### WHAT YOU HAVE TO DO
Count up the lines in the following listing that hold the word "Address", then give only that count.

### INFORMATION SHOWN
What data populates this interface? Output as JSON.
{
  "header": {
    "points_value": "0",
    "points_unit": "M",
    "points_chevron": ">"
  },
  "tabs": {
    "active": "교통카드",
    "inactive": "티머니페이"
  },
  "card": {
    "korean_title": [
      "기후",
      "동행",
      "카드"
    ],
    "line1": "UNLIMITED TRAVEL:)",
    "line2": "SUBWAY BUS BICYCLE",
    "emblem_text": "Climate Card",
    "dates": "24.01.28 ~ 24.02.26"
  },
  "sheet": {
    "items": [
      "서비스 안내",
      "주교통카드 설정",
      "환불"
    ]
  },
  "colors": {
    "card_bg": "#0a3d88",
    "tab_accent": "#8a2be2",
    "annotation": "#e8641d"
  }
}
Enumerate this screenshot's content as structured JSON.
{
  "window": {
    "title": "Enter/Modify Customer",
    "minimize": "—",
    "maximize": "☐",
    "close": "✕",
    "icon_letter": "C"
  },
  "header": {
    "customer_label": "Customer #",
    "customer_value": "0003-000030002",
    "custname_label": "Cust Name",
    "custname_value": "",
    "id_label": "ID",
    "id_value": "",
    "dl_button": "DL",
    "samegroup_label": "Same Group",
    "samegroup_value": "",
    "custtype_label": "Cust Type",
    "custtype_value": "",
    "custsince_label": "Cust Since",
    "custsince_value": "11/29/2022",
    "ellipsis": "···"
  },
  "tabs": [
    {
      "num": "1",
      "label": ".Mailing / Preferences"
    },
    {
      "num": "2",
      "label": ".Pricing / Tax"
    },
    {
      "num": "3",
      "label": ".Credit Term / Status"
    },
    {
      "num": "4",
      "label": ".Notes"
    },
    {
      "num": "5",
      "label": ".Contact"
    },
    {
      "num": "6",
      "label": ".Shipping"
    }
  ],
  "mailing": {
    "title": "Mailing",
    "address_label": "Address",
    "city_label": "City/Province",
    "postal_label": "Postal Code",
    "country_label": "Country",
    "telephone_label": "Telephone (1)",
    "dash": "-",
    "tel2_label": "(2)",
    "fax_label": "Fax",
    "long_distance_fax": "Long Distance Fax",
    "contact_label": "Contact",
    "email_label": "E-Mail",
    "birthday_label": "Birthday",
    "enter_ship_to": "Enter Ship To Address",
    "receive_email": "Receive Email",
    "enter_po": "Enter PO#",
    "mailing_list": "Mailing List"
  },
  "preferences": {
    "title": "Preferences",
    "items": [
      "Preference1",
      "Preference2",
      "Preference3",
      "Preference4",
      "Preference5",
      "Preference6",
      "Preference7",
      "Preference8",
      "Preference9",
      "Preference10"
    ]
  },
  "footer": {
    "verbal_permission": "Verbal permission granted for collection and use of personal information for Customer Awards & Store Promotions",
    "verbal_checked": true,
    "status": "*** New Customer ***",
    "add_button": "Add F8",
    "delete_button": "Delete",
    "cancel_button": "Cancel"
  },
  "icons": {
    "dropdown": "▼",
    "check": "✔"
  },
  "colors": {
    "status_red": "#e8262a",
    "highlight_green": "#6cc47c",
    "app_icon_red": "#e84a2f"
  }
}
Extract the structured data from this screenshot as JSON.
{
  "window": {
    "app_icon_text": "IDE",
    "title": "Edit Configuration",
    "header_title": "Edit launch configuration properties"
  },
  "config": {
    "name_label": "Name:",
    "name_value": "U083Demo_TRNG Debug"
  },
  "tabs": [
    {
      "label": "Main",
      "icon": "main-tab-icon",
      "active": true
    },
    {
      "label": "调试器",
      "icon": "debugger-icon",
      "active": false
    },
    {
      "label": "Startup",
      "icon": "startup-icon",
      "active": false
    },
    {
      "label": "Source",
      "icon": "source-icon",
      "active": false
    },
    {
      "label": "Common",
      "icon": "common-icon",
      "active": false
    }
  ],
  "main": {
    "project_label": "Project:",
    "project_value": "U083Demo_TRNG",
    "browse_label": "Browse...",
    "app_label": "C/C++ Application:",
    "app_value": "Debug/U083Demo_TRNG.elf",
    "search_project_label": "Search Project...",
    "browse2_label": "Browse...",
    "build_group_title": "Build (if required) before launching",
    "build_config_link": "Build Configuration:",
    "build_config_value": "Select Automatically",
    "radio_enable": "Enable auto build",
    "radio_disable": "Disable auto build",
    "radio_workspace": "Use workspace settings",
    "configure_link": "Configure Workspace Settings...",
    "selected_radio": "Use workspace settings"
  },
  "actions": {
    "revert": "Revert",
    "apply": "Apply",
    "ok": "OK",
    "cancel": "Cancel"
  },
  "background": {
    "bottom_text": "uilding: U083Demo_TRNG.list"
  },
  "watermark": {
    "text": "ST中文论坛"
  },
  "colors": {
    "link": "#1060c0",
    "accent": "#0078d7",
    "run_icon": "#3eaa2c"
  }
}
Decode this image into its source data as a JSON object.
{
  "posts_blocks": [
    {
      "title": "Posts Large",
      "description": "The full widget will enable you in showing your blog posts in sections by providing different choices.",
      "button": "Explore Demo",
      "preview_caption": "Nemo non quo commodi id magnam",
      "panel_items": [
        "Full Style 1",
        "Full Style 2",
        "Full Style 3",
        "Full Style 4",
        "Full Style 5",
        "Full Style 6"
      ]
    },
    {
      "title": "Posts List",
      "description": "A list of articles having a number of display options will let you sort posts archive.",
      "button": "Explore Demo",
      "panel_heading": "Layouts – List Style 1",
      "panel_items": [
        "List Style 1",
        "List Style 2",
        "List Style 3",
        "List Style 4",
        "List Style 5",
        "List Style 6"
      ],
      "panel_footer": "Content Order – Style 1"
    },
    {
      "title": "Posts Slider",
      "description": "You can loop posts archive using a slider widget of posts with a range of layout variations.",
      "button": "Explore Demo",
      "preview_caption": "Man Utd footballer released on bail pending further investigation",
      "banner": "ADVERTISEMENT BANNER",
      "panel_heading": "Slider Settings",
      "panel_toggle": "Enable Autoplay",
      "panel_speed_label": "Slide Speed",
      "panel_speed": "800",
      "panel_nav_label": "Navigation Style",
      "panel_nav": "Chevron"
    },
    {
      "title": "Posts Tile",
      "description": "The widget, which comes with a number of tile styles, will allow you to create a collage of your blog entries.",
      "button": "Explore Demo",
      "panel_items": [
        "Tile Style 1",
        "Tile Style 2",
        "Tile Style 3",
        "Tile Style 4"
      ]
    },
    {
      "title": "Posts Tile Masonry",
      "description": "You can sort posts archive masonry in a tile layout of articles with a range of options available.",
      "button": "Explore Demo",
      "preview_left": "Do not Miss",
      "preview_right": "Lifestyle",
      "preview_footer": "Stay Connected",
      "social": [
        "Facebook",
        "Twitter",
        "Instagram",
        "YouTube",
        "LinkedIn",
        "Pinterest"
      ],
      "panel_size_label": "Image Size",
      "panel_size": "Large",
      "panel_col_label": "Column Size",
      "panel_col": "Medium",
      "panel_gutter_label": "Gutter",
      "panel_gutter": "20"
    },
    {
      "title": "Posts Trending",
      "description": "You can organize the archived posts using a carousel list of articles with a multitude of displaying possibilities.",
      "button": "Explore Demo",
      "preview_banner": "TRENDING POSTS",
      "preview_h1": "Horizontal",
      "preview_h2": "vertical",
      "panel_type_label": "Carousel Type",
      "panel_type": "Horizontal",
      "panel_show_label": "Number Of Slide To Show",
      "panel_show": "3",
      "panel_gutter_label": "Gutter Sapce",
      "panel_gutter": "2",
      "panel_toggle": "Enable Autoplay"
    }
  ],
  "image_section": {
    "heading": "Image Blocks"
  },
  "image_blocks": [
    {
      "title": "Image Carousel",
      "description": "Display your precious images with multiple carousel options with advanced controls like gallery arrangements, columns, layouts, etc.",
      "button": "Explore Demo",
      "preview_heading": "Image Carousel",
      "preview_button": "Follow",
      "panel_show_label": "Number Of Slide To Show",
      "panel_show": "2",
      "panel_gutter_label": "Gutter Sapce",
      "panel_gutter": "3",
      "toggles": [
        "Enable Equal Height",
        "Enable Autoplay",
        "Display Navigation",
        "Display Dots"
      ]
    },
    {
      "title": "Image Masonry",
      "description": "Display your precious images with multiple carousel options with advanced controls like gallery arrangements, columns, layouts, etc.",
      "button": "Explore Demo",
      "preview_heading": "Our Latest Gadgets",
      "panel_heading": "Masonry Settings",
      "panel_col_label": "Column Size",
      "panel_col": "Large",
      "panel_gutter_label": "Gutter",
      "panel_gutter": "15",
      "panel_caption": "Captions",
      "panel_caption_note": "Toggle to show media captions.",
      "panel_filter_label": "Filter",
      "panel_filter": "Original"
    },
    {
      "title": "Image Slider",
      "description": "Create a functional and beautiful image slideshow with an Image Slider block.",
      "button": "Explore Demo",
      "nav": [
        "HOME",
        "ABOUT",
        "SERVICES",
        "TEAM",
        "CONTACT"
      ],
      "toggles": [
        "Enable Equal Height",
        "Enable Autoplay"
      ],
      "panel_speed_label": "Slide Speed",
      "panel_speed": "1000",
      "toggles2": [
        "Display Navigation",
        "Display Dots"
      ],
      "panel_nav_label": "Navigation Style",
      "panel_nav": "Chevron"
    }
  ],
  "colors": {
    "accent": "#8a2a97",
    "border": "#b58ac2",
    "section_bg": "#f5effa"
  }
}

### ANSWER FOR THE TASK
2